:: Data excerpts ::

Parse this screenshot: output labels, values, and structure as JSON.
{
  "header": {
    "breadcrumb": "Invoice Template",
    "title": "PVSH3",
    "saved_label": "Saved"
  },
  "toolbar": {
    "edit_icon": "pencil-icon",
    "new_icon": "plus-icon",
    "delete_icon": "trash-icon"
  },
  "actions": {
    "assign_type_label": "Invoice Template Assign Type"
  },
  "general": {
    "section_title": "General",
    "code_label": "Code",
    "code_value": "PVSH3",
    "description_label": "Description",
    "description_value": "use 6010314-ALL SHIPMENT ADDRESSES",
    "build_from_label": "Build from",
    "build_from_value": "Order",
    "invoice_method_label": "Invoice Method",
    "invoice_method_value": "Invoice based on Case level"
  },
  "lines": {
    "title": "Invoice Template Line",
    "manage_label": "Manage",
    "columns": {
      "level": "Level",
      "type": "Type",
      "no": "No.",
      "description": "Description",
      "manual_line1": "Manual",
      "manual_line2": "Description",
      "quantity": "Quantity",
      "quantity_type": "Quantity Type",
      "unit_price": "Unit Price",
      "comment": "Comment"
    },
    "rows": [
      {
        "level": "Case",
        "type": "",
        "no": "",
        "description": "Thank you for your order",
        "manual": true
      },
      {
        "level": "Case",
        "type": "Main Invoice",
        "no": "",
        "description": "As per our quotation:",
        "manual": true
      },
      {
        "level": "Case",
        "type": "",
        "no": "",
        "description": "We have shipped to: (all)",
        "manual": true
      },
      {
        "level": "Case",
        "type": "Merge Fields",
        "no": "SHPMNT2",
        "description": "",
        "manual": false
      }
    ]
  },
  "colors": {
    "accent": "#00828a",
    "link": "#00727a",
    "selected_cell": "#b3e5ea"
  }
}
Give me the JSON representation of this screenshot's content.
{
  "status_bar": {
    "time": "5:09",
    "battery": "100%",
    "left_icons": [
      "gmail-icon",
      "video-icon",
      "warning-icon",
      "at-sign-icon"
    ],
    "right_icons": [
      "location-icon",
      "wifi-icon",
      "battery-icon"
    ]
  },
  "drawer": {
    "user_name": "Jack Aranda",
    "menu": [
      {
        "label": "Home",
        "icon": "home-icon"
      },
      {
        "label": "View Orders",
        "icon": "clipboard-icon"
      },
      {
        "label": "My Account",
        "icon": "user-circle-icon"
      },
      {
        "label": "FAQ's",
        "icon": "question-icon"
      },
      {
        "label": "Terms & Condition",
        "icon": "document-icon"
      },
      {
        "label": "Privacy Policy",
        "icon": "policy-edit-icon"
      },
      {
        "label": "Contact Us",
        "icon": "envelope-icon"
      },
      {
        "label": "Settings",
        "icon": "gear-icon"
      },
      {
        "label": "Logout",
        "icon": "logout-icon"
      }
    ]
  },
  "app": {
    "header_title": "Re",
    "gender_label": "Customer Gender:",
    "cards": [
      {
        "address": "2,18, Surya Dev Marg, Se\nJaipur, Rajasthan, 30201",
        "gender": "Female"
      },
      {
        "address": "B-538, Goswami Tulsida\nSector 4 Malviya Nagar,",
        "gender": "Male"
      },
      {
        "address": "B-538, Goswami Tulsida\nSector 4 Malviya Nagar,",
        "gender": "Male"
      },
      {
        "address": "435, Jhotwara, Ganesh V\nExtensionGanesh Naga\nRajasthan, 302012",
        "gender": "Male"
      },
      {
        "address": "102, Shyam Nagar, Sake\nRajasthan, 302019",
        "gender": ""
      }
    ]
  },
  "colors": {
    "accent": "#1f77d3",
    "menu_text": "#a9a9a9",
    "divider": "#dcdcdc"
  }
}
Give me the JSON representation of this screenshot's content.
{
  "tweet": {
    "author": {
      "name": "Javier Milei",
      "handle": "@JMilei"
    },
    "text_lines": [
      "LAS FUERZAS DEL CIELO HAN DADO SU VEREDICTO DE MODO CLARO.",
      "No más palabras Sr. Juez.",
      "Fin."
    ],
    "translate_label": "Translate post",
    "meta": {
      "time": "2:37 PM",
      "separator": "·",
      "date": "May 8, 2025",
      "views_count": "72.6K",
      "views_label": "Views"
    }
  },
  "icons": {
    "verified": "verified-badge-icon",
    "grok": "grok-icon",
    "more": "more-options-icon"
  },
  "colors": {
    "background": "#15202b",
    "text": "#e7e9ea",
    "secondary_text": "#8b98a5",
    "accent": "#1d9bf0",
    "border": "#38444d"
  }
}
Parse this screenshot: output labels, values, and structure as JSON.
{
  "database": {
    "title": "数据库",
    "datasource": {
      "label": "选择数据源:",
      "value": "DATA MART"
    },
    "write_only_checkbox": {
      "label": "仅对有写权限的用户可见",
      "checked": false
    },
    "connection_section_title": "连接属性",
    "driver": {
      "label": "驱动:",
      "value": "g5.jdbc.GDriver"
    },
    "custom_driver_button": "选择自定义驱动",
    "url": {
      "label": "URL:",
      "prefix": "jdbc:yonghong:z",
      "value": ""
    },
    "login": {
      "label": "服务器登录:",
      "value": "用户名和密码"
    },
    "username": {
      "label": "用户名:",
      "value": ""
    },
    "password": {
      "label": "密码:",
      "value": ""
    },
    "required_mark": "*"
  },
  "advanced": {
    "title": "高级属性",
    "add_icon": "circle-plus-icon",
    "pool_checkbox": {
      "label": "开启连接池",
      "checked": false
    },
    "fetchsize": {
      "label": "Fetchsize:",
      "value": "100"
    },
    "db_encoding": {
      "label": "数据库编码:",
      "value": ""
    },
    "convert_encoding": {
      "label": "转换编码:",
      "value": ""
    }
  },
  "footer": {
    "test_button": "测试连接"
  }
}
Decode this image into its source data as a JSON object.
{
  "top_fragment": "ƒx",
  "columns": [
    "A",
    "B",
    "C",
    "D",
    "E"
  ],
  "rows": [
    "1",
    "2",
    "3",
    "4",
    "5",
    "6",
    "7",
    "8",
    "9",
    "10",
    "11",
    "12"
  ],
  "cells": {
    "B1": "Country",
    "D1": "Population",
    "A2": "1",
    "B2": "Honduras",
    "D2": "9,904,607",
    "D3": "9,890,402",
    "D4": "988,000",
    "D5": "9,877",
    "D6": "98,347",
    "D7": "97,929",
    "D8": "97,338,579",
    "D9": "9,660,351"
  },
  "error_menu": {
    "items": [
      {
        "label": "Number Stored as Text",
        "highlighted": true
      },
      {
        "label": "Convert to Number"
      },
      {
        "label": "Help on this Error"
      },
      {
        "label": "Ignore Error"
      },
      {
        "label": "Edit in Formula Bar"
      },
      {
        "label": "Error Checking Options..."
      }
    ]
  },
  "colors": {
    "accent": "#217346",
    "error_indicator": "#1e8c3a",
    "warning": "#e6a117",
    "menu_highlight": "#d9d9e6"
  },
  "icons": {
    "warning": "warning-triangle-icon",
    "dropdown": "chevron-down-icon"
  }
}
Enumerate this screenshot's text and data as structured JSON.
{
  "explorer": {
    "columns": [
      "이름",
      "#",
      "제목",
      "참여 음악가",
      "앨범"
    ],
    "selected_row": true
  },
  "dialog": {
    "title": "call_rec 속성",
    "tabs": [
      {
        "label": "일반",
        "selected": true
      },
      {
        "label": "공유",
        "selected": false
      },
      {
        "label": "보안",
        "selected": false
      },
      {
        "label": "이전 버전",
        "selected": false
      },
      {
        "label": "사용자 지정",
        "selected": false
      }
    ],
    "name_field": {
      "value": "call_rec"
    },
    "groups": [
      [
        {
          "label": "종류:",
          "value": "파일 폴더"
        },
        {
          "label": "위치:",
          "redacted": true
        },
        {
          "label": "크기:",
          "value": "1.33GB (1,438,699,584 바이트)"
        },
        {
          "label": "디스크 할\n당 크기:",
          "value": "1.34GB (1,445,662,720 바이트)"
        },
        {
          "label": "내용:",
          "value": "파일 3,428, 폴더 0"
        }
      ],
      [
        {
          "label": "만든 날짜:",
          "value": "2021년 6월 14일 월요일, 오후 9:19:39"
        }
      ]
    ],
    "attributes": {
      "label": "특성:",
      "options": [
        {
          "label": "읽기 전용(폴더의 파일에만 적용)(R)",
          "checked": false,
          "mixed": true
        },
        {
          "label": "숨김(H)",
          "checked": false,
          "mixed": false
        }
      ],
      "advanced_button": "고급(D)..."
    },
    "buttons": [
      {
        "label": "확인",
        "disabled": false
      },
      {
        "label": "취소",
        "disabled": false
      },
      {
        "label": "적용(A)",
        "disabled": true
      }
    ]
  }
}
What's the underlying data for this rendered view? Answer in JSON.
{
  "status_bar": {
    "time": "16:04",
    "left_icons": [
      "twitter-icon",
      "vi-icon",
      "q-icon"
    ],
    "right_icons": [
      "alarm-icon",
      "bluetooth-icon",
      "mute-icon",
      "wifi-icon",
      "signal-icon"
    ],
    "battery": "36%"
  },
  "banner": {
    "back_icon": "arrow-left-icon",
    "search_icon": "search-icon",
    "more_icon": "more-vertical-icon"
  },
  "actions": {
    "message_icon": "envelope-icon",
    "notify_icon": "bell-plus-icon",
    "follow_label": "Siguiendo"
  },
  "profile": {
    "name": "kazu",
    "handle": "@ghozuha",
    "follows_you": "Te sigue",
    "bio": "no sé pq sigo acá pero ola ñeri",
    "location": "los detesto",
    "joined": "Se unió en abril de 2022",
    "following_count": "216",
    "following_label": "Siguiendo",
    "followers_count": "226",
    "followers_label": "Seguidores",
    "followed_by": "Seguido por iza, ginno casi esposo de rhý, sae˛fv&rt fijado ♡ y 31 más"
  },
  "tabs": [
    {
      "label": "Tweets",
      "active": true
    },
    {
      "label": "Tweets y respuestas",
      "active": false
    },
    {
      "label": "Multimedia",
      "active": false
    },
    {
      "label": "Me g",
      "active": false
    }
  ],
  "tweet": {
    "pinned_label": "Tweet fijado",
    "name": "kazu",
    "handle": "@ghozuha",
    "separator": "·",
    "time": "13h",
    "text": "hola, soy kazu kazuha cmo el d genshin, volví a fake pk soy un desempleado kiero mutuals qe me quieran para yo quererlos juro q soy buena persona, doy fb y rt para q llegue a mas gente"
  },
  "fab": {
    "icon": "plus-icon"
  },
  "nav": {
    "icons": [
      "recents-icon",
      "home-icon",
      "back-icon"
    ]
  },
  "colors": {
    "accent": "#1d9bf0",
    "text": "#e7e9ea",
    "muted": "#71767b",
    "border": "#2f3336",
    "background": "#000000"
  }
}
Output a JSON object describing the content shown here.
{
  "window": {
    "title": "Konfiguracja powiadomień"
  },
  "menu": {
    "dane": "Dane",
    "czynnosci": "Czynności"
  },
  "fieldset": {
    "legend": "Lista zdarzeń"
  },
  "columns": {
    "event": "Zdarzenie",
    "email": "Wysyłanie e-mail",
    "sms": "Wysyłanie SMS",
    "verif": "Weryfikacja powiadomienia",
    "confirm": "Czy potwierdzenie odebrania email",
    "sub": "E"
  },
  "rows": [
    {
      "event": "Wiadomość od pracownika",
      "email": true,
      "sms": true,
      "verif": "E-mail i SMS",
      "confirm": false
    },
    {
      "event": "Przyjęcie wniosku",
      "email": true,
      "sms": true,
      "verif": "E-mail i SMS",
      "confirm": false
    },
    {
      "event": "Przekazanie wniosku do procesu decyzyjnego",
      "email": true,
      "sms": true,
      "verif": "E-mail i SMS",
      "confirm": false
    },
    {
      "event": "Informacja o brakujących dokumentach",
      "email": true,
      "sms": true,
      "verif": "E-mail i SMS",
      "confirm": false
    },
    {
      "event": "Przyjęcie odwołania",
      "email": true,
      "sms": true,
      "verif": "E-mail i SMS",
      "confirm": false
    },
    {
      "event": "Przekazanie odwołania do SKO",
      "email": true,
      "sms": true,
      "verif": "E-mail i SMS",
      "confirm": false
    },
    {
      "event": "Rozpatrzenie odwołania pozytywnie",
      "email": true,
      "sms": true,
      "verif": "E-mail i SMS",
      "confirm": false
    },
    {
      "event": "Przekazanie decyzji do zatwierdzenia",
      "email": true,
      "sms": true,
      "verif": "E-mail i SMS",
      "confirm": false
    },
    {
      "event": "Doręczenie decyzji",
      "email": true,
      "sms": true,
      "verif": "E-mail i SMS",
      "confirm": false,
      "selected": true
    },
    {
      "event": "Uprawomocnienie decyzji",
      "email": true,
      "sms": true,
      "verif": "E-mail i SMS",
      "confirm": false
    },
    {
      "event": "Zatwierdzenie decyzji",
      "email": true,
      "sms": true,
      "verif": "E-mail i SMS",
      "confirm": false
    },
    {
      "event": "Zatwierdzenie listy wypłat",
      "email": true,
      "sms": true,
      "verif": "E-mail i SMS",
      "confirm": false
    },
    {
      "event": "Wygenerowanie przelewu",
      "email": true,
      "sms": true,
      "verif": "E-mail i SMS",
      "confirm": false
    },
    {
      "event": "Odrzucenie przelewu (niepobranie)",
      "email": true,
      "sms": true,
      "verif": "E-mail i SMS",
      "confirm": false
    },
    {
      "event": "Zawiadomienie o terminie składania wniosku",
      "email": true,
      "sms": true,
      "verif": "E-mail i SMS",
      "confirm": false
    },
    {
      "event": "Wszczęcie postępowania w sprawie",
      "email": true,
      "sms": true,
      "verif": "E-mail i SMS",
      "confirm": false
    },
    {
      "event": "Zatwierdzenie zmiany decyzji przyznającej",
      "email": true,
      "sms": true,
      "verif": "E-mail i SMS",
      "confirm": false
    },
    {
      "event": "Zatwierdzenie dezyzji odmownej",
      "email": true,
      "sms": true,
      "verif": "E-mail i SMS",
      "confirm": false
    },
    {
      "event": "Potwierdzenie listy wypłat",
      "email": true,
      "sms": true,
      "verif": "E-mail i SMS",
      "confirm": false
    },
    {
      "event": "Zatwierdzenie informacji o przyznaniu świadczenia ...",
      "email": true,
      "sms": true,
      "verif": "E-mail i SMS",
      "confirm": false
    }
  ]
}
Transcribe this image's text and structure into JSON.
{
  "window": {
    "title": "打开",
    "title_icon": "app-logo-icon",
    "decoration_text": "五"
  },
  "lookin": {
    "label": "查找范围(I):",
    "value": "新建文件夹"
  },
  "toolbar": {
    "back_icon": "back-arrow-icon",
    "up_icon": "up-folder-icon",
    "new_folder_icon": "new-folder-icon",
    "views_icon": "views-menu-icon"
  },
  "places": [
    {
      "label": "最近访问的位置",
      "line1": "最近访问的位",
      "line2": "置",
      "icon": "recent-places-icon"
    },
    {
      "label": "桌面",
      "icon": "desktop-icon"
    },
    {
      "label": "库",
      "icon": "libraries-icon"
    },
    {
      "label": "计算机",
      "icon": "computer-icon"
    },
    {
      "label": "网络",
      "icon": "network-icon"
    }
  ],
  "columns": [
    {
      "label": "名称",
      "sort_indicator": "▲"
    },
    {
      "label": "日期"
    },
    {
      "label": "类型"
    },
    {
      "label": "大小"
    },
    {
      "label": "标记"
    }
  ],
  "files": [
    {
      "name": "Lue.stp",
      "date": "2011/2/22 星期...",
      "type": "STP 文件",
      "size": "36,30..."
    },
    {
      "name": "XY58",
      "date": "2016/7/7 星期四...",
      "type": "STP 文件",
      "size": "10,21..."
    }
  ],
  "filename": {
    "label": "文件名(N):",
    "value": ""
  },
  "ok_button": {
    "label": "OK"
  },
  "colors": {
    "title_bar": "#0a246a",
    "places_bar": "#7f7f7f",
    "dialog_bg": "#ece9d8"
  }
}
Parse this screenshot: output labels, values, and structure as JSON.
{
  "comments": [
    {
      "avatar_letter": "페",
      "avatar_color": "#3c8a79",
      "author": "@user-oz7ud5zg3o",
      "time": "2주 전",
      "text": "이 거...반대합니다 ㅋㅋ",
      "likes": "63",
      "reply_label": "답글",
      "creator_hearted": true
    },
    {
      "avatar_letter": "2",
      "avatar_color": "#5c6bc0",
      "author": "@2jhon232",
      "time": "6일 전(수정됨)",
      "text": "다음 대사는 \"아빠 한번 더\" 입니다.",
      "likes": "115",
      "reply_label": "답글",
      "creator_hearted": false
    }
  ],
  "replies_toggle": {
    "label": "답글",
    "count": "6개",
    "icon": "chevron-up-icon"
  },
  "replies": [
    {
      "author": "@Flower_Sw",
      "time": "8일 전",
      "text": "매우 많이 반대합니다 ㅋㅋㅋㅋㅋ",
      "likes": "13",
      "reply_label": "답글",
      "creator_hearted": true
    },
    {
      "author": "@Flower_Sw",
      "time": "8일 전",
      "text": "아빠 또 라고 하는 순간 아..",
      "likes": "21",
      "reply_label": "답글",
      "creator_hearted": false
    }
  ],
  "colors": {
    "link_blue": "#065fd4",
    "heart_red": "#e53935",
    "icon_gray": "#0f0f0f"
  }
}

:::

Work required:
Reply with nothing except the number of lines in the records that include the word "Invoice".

Solved problem:
6